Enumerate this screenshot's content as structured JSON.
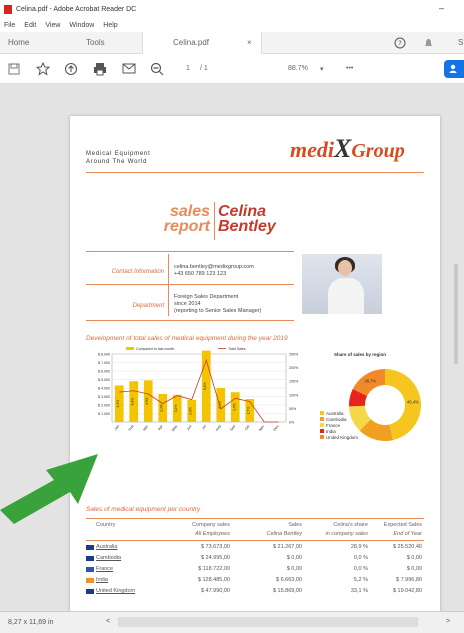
{
  "titlebar": {
    "title": "Celina.pdf - Adobe Acrobat Reader DC",
    "minimize": "–"
  },
  "menu": [
    "File",
    "Edit",
    "View",
    "Window",
    "Help"
  ],
  "tabs": {
    "home": "Home",
    "tools": "Tools",
    "doc": "Celina.pdf",
    "close": "×"
  },
  "toolbar": {
    "page_current": "1",
    "page_total": "/ 1",
    "zoom": "88.7%",
    "more": "•••",
    "zoom_caret": "▾"
  },
  "status": {
    "dimensions": "8,27 x 11,69 in",
    "left_arrow": "<",
    "right_arrow": ">"
  },
  "doc": {
    "tagline_1": "Medical Equipment",
    "tagline_2": "Around The World",
    "logo_a": "medi",
    "logo_b": "X",
    "logo_c": "Group",
    "sales_1": "sales",
    "sales_2": "report",
    "name_1": "Celina",
    "name_2": "Bentley",
    "contact_label": "Contact Information",
    "contact_email": "celina.bentley@medixgroup.com",
    "contact_phone": "+43 650 789 123 123",
    "dept_label": "Department",
    "dept_1": "Foreign Sales Department",
    "dept_2": "since 2014",
    "dept_3": "(reporting to Senior Sales Manager)",
    "chart_title": "Development of total sales of medical equipment during the year 2019",
    "pie_title": "Share of sales by region",
    "table_title": "Sales of medical equipment per country"
  },
  "chart_data": [
    {
      "type": "bar",
      "legend": [
        "Compared to last month",
        "Total Sales"
      ],
      "categories": [
        "Jan",
        "Feb",
        "Mar",
        "Apr",
        "May",
        "Jun",
        "Jul",
        "Aug",
        "Sep",
        "Oct",
        "Nov",
        "Dec"
      ],
      "y_left_ticks": [
        "$ 1.000",
        "$ 2.000",
        "$ 3.000",
        "$ 4.000",
        "$ 5.000",
        "$ 6.000",
        "$ 7.000",
        "$ 8.000"
      ],
      "y_right_ticks": [
        "0%",
        "50%",
        "100%",
        "150%",
        "200%",
        "250%"
      ],
      "series": [
        {
          "name": "Compared to last month",
          "values": [
            4.3,
            4.8,
            4.9,
            3.3,
            3.2,
            2.6,
            8.4,
            4.0,
            3.5,
            2.7,
            0.0,
            0.0
          ]
        },
        {
          "name": "Total Sales",
          "values": [
            110,
            115,
            103,
            68,
            97,
            82,
            227,
            48,
            87,
            75,
            0,
            0
          ]
        }
      ],
      "bar_labels": [
        "4,3%",
        "4,8%",
        "4,9%",
        "3,3%",
        "3,2%",
        "2,6%",
        "8,4%",
        "4,0%",
        "3,5%",
        "2,7%",
        "",
        ""
      ]
    },
    {
      "type": "pie",
      "title": "Share of sales by region",
      "categories": [
        "Australia",
        "Cambodia",
        "France",
        "India",
        "United Kingdom"
      ],
      "values": [
        46.4,
        16.0,
        12.0,
        8.0,
        17.6
      ],
      "value_labels": [
        "46,4%",
        "",
        "",
        "",
        "38,7%"
      ],
      "colors": [
        "#f7c520",
        "#f0a020",
        "#f5d84a",
        "#e8231a",
        "#f28a2a"
      ]
    }
  ],
  "table": {
    "headers": [
      "Country",
      "Company sales",
      "Sales",
      "Celina's share",
      "Expected Sales"
    ],
    "subheaders": [
      "",
      "All Employees",
      "Celina Bentley",
      "in company sales",
      "End of Year"
    ],
    "rows": [
      [
        "Australia",
        "$ 73.673,00",
        "$ 21.267,00",
        "28,9 %",
        "$ 25.520,40"
      ],
      [
        "Cambodia",
        "$ 24.995,00",
        "$ 0,00",
        "0,0 %",
        "$ 0,00"
      ],
      [
        "France",
        "$ 118.722,00",
        "$ 0,00",
        "0,0 %",
        "$ 0,00"
      ],
      [
        "India",
        "$ 128.485,00",
        "$ 6.663,00",
        "5,2 %",
        "$ 7.996,80"
      ],
      [
        "United Kingdom",
        "$ 47.990,00",
        "$ 15.869,00",
        "33,1 %",
        "$ 19.042,80"
      ]
    ],
    "flag_colors": [
      "#1b3b8a",
      "#1b3b8a",
      "#2c55b7",
      "#f09030",
      "#1b3b8a"
    ]
  },
  "colors": {
    "accent": "#e06840",
    "bar": "#f4c400",
    "line": "#c6392c",
    "acrobat_blue": "#1473e6",
    "arrow": "#3aa23a"
  }
}
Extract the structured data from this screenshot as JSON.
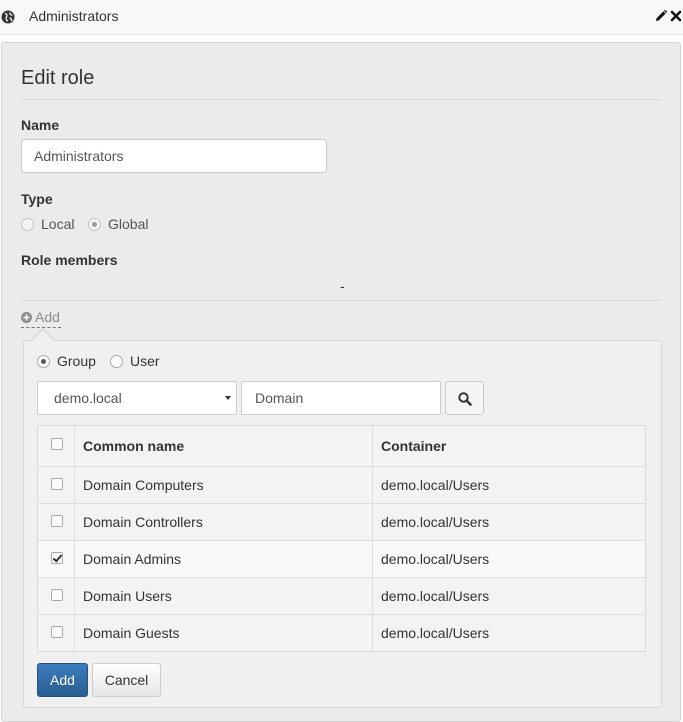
{
  "window": {
    "title": "Administrators",
    "icons": [
      "globe-icon",
      "pencil-icon",
      "close-icon"
    ]
  },
  "form": {
    "heading": "Edit role",
    "name_label": "Name",
    "name_value": "Administrators",
    "type_label": "Type",
    "type_options": [
      {
        "label": "Local",
        "selected": false
      },
      {
        "label": "Global",
        "selected": true
      }
    ],
    "members_label": "Role members",
    "members_placeholder": "-",
    "add_link": "Add"
  },
  "picker": {
    "kind_options": [
      {
        "label": "Group",
        "selected": true
      },
      {
        "label": "User",
        "selected": false
      }
    ],
    "domain_select": "demo.local",
    "search_value": "Domain",
    "table": {
      "columns": [
        "Common name",
        "Container"
      ],
      "rows": [
        {
          "name": "Domain Computers",
          "container": "demo.local/Users",
          "checked": false
        },
        {
          "name": "Domain Controllers",
          "container": "demo.local/Users",
          "checked": false
        },
        {
          "name": "Domain Admins",
          "container": "demo.local/Users",
          "checked": true
        },
        {
          "name": "Domain Users",
          "container": "demo.local/Users",
          "checked": false
        },
        {
          "name": "Domain Guests",
          "container": "demo.local/Users",
          "checked": false
        }
      ]
    },
    "add_button": "Add",
    "cancel_button": "Cancel"
  },
  "colors": {
    "primary": "#2e6da4",
    "panel_bg": "#ebebeb",
    "popup_bg": "#f0f0f0"
  }
}
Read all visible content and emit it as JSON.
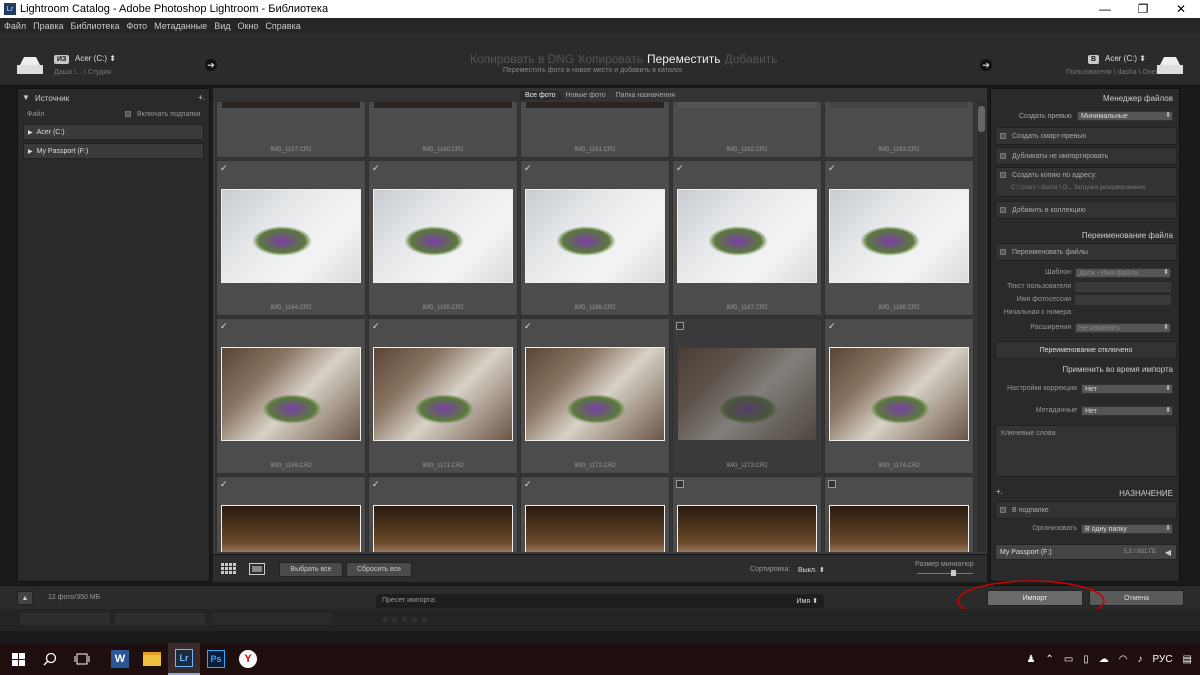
{
  "window": {
    "title": "Lightroom Catalog - Adobe Photoshop Lightroom - Библиотека",
    "app_icon": "Lr",
    "buttons": [
      "—",
      "❐",
      "✕"
    ]
  },
  "menu": [
    "Файл",
    "Правка",
    "Библиотека",
    "Фото",
    "Метаданные",
    "Вид",
    "Окно",
    "Справка"
  ],
  "header": {
    "source": {
      "tag": "ИЗ",
      "drive": "Acer (C:) ⬍",
      "path": "Даша \\ ...\\ Студия"
    },
    "modes": [
      "Копировать в DNG",
      "Копировать",
      "Переместить",
      "Добавить"
    ],
    "active_mode": "Переместить",
    "mode_hint": "Переместить фото в новое место и добавить в каталог.",
    "dest": {
      "tag": "В",
      "drive": "Acer (C:) ⬍",
      "path": "Пользователи \\ dasha \\ OneDrive"
    }
  },
  "left": {
    "title": "Источник",
    "plus": "+.",
    "file_label": "Файл",
    "include_subfolders": "Включать подпапки",
    "drives": [
      "Acer (C:)",
      "My Passport (F:)"
    ]
  },
  "filters": [
    "Все фото",
    "Новые фото",
    "Папка назначения"
  ],
  "grid": {
    "top_row": [
      "IMG_1157.CR2",
      "IMG_1160.CR2",
      "IMG_1161.CR2",
      "IMG_1162.CR2",
      "IMG_1163.CR2"
    ],
    "rows": [
      {
        "names": [
          "IMG_1164.CR2",
          "IMG_1165.CR2",
          "IMG_1166.CR2",
          "IMG_1167.CR2",
          "IMG_1168.CR2"
        ],
        "checked": [
          true,
          true,
          true,
          true,
          true
        ],
        "kind": "flower"
      },
      {
        "names": [
          "IMG_1169.CR2",
          "IMG_1171.CR2",
          "IMG_1172.CR2",
          "IMG_1173.CR2",
          "IMG_1174.CR2"
        ],
        "checked": [
          true,
          true,
          true,
          false,
          true
        ],
        "kind": "dress"
      },
      {
        "names": [
          "",
          "",
          "",
          "",
          ""
        ],
        "checked": [
          true,
          true,
          true,
          false,
          false
        ],
        "kind": "warm"
      }
    ],
    "check_mark": "✓"
  },
  "toolbar": {
    "select_all": "Выбрать все",
    "deselect_all": "Сбросить все",
    "sort_label": "Сортировка:",
    "sort_value": "Выкл. ⬍",
    "thumb_size": "Размер миниатюр"
  },
  "right": {
    "file_handling": "Менеджер файлов",
    "build_previews": "Создать превью",
    "previews_value": "Минимальные",
    "smart_previews": "Создать смарт-превью",
    "no_duplicates": "Дубликаты не импортировать",
    "second_copy": "Создать копию по адресу:",
    "second_copy_path": "C:\\ Users \\ dasha \\ O... Загрузка резервирования",
    "add_collection": "Добавить в коллекцию",
    "file_renaming": "Переименование файла",
    "rename_files": "Переименовать файлы",
    "template_lbl": "Шаблон",
    "template_val": "Дата - Имя файла",
    "custom_text_lbl": "Текст пользователя",
    "shoot_name_lbl": "Имя фотосессии",
    "start_number_lbl": "Начальная с номера",
    "extensions_lbl": "Расширения",
    "extensions_val": "Не изменять",
    "renaming_off": "Переименование отключено",
    "apply_during": "Применить во время импорта",
    "develop_lbl": "Настройки коррекции",
    "develop_val": "Нет",
    "metadata_lbl": "Метаданные",
    "metadata_val": "Нет",
    "keywords_lbl": "Ключевые слова",
    "destination": "НАЗНАЧЕНИЕ",
    "plus": "+.",
    "into_subfolder": "В подпапке",
    "organize_lbl": "Организовать",
    "organize_val": "В одну папку",
    "dest_drive": "My Passport (F:)",
    "dest_space": "5,5 / 931 ГБ"
  },
  "bottom": {
    "count": "12 фото/350 МБ",
    "preset_lbl": "Пресет импорта:",
    "preset_val": "Имя ⬍",
    "import_btn": "Импорт",
    "cancel_btn": "Отмена"
  },
  "taskbar": {
    "lang": "РУС",
    "icons": [
      "windows-icon",
      "search-icon",
      "task-view-icon",
      "word-icon",
      "explorer-icon",
      "lightroom-icon",
      "photoshop-icon",
      "yandex-icon"
    ]
  },
  "colors": {
    "annotation": "#cc0000",
    "checked": "#dddddd"
  }
}
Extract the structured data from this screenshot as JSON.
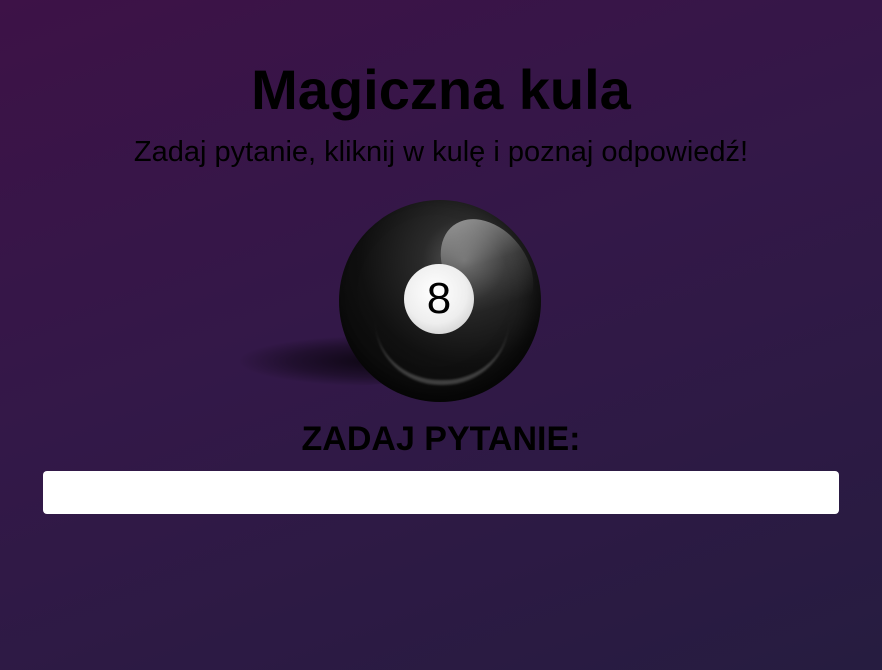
{
  "header": {
    "title": "Magiczna kula",
    "subtitle": "Zadaj pytanie, kliknij w kulę i poznaj odpowiedź!"
  },
  "ball": {
    "number": "8",
    "icon": "magic-8-ball"
  },
  "question": {
    "label": "ZADAJ PYTANIE:",
    "value": "",
    "placeholder": ""
  },
  "colors": {
    "background_start": "#3d1247",
    "background_end": "#261c40",
    "text": "#000000",
    "input_background": "#ffffff"
  }
}
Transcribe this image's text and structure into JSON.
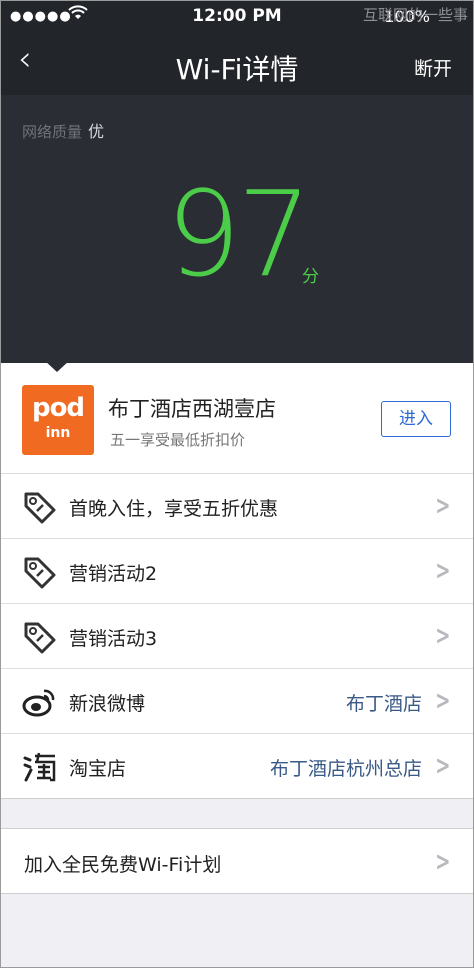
{
  "status_bar": {
    "signal": "●●●●●",
    "time": "12:00 PM",
    "battery": "100%",
    "watermark": "互联网的一些事"
  },
  "nav": {
    "back": "‹",
    "title": "Wi-Fi详情",
    "right": "断开"
  },
  "quality": {
    "label": "网络质量",
    "value": "优"
  },
  "score": {
    "value": "97",
    "unit": "分"
  },
  "merchant": {
    "logo_top": "pod",
    "logo_bottom": "inn",
    "name": "布丁酒店西湖壹店",
    "subtitle": "五一享受最低折扣价",
    "enter_label": "进入"
  },
  "list": [
    {
      "icon": "tag-icon",
      "label": "首晚入住，享受五折优惠",
      "value": ""
    },
    {
      "icon": "tag-icon",
      "label": "营销活动2",
      "value": ""
    },
    {
      "icon": "tag-icon",
      "label": "营销活动3",
      "value": ""
    },
    {
      "icon": "weibo-icon",
      "label": "新浪微博",
      "value": "布丁酒店"
    },
    {
      "icon": "taobao-icon",
      "label": "淘宝店",
      "value": "布丁酒店杭州总店"
    }
  ],
  "join": {
    "label": "加入全民免费Wi-Fi计划"
  },
  "colors": {
    "score": "#4ccd49",
    "accent": "#2e6ad5",
    "link": "#3a5a86",
    "logo": "#f06b21"
  }
}
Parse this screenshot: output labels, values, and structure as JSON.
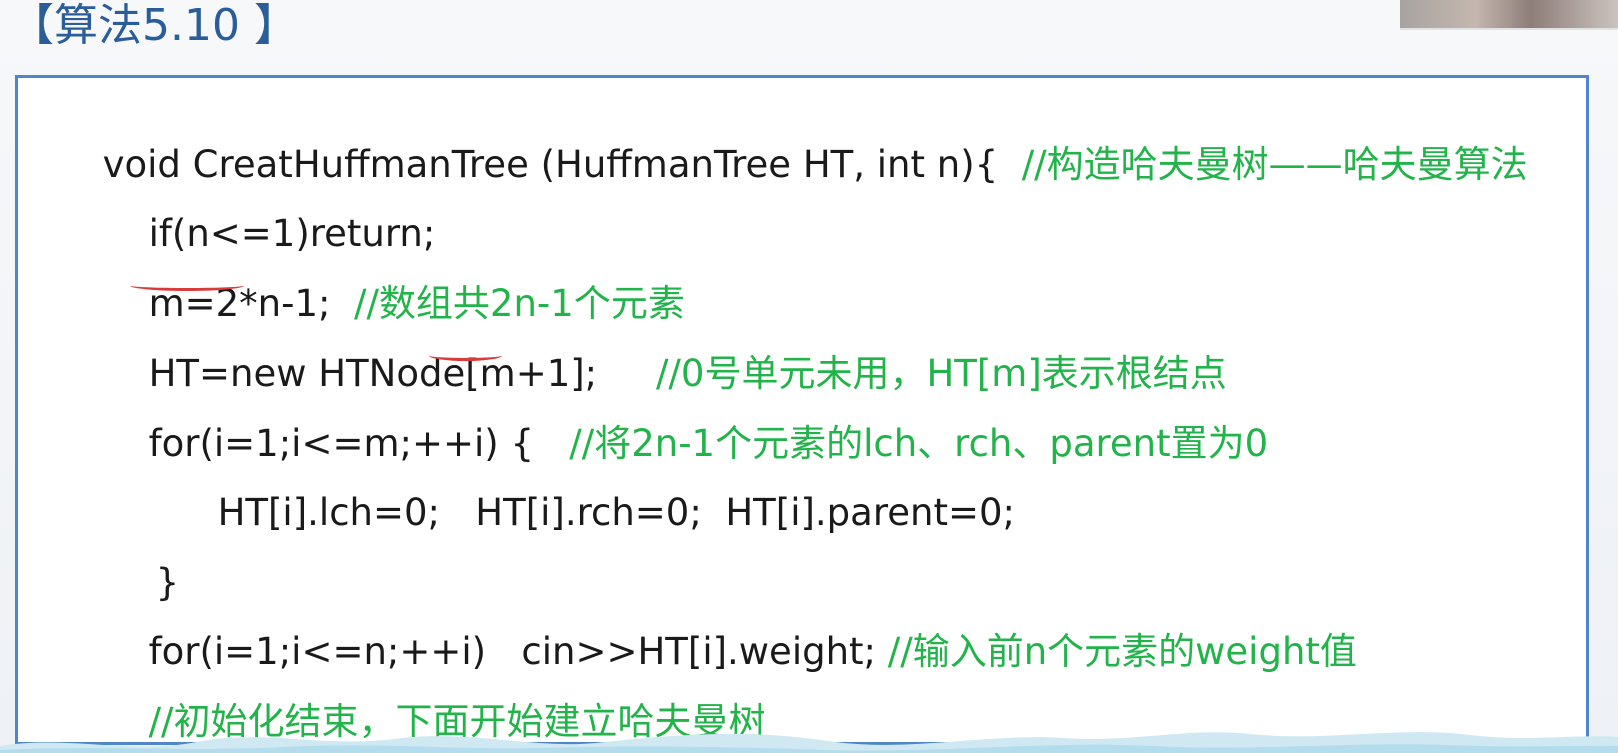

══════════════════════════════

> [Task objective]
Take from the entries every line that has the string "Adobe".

> [Reply]
    "title": "Celina.pdf - Adobe Acrobat Reader DC",
    "title": "Lightroom Catalog - Adobe Photoshop Lightroom - Библиотека",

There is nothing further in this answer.